Combatting This Cycle
How does one combat this cycle? "Partner Track" does not offer significant solutions and was unceremoniously canceled after one season. However, there are lessons to be learned from the tribulations of its main characters. People of all backgrounds need to be educated and made aware of the influences of implicit bias and how it impacts each member of our society. People, instead of being defensive about their own biases, should be open-minded and reflect on their mistakes and limitations, try to learn where those biases come from, and keep questioning them.
If one is in an influential position at work, one should reflect critically on how these biases affect choices and promotions, and how people, particularly in marginalized groups, may be affected by these decisions. Overt initiatives to diversify leadership roles and mentor people from diverse backgrounds should be highlighted and streamlined transparently for all people, instead of relying solely on informal “insider” networks to do so.

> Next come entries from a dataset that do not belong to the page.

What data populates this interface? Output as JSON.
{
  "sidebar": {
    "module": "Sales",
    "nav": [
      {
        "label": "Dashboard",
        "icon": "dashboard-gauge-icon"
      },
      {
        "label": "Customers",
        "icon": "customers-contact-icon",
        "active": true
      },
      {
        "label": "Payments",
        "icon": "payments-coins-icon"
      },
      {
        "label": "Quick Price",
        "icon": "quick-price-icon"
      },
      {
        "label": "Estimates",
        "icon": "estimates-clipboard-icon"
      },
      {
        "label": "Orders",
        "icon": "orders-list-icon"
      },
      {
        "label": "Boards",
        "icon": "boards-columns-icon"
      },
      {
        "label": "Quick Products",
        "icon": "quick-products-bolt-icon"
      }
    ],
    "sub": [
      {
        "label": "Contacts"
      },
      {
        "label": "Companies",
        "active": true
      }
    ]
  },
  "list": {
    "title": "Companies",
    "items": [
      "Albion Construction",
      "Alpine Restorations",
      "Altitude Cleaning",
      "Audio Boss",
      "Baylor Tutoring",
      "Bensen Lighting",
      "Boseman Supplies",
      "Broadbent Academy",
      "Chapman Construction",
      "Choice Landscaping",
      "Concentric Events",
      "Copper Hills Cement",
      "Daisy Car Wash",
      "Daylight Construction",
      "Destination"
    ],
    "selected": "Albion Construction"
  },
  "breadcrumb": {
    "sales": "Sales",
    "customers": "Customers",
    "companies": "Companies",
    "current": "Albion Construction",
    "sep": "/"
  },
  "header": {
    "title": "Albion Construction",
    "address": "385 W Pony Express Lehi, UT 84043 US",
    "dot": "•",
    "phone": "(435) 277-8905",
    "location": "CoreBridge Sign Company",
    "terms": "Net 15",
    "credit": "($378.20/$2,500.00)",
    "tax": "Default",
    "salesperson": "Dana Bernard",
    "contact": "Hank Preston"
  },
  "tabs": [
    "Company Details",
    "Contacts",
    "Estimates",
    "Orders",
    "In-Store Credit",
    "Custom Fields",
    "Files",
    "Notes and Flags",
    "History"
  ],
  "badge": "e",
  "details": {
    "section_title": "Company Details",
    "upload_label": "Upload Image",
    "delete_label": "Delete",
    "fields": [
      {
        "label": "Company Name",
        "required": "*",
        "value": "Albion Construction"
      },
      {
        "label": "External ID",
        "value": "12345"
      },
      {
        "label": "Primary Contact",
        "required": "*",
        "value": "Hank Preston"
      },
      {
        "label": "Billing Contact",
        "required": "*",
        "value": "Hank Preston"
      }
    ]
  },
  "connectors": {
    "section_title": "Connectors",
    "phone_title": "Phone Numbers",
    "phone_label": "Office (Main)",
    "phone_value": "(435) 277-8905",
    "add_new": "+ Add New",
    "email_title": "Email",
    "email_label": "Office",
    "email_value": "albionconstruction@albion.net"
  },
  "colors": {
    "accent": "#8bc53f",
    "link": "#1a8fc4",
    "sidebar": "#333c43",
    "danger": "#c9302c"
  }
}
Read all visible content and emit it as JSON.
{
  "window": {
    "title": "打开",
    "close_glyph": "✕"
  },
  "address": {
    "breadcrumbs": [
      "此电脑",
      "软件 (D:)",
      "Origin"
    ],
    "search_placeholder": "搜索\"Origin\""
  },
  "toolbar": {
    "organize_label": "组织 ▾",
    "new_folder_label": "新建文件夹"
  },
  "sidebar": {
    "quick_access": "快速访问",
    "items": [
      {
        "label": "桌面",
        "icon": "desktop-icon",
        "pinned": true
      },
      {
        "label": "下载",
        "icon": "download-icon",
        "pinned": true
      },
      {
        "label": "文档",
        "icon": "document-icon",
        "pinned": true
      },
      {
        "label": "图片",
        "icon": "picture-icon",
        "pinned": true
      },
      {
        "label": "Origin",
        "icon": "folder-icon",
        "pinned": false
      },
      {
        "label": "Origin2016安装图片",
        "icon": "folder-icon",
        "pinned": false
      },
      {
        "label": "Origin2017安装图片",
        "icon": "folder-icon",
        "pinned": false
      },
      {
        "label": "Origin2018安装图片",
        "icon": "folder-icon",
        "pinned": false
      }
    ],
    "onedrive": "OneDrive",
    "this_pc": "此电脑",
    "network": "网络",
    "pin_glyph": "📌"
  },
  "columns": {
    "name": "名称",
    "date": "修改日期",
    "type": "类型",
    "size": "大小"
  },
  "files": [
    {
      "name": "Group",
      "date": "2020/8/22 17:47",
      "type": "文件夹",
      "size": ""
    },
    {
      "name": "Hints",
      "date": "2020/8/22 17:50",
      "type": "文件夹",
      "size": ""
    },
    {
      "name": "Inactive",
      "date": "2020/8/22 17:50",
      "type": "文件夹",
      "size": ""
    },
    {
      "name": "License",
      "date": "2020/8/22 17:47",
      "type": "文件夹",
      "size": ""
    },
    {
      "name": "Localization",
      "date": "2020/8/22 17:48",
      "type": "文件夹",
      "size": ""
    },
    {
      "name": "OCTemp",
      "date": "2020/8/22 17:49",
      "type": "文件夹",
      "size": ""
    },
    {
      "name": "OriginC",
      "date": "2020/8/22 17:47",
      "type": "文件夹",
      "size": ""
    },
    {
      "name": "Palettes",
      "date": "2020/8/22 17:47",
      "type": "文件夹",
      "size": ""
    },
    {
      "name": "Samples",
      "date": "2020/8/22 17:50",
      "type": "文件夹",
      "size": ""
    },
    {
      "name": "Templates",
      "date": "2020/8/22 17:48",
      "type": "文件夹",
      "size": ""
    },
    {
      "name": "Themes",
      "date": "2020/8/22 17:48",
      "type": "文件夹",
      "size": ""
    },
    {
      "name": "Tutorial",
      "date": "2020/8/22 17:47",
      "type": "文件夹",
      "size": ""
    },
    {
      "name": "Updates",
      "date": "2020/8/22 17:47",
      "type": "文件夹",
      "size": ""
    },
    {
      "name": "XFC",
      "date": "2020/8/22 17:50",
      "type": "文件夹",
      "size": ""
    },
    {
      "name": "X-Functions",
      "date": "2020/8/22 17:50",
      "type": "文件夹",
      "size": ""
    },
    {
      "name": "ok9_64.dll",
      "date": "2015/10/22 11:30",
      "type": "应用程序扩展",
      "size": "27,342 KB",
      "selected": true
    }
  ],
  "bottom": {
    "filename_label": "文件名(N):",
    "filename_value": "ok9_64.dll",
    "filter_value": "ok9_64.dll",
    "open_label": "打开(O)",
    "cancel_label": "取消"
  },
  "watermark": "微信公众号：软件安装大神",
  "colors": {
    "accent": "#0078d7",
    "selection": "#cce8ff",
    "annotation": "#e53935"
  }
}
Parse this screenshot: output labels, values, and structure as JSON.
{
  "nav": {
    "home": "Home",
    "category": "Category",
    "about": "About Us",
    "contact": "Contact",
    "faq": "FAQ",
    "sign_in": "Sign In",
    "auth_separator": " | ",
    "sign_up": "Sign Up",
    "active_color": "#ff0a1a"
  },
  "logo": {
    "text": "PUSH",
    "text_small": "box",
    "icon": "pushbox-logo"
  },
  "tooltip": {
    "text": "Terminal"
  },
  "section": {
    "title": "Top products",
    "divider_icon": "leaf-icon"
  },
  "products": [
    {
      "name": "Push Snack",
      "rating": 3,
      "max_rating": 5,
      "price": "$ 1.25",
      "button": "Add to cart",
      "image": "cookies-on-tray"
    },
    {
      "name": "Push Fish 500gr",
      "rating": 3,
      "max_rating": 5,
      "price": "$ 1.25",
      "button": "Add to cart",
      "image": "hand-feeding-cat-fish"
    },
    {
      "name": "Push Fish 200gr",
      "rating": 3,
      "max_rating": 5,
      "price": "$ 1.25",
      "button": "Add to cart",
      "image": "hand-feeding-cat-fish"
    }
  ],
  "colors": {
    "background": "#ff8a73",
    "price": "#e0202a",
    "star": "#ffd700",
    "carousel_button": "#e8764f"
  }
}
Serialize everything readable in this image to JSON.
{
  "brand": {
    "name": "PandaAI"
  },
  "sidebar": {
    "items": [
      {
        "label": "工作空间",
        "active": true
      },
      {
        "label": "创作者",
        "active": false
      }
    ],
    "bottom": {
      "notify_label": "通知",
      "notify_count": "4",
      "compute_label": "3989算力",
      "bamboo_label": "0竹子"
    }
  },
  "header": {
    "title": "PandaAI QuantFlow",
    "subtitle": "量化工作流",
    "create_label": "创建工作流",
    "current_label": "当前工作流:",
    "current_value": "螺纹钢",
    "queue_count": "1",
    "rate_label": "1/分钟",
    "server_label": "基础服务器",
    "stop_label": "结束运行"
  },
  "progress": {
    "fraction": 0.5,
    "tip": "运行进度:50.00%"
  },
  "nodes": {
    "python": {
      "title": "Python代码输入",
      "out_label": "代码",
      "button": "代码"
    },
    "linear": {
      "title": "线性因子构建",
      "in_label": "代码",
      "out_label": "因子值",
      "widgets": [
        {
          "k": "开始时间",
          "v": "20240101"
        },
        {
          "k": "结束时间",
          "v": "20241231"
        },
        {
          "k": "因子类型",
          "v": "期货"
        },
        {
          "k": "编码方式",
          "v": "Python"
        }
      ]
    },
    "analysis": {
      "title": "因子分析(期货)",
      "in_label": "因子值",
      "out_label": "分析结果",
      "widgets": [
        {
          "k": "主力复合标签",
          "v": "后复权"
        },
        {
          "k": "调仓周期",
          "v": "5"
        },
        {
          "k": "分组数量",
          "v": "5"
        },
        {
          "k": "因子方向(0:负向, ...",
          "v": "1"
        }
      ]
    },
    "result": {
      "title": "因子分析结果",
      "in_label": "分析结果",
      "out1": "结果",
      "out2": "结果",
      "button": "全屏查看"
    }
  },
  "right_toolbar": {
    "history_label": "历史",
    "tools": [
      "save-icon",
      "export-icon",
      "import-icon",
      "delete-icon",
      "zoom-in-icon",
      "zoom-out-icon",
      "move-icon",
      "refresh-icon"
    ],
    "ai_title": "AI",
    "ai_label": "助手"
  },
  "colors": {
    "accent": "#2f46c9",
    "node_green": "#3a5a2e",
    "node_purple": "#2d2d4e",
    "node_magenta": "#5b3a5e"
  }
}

It’s not an easy task at hand given human nature and the existing systems in place. There is a lot of backlash and resentment as it is from people who do not understand or like change, or who do not want to feel like the “bad guy.” But, ultimately, the goal is mutual understanding and working together toward common initiatives and improvement for all people. The way to start reaching that goal is to be aware and empathetic that these psychological dynamics are happening in workplaces everywhere in America.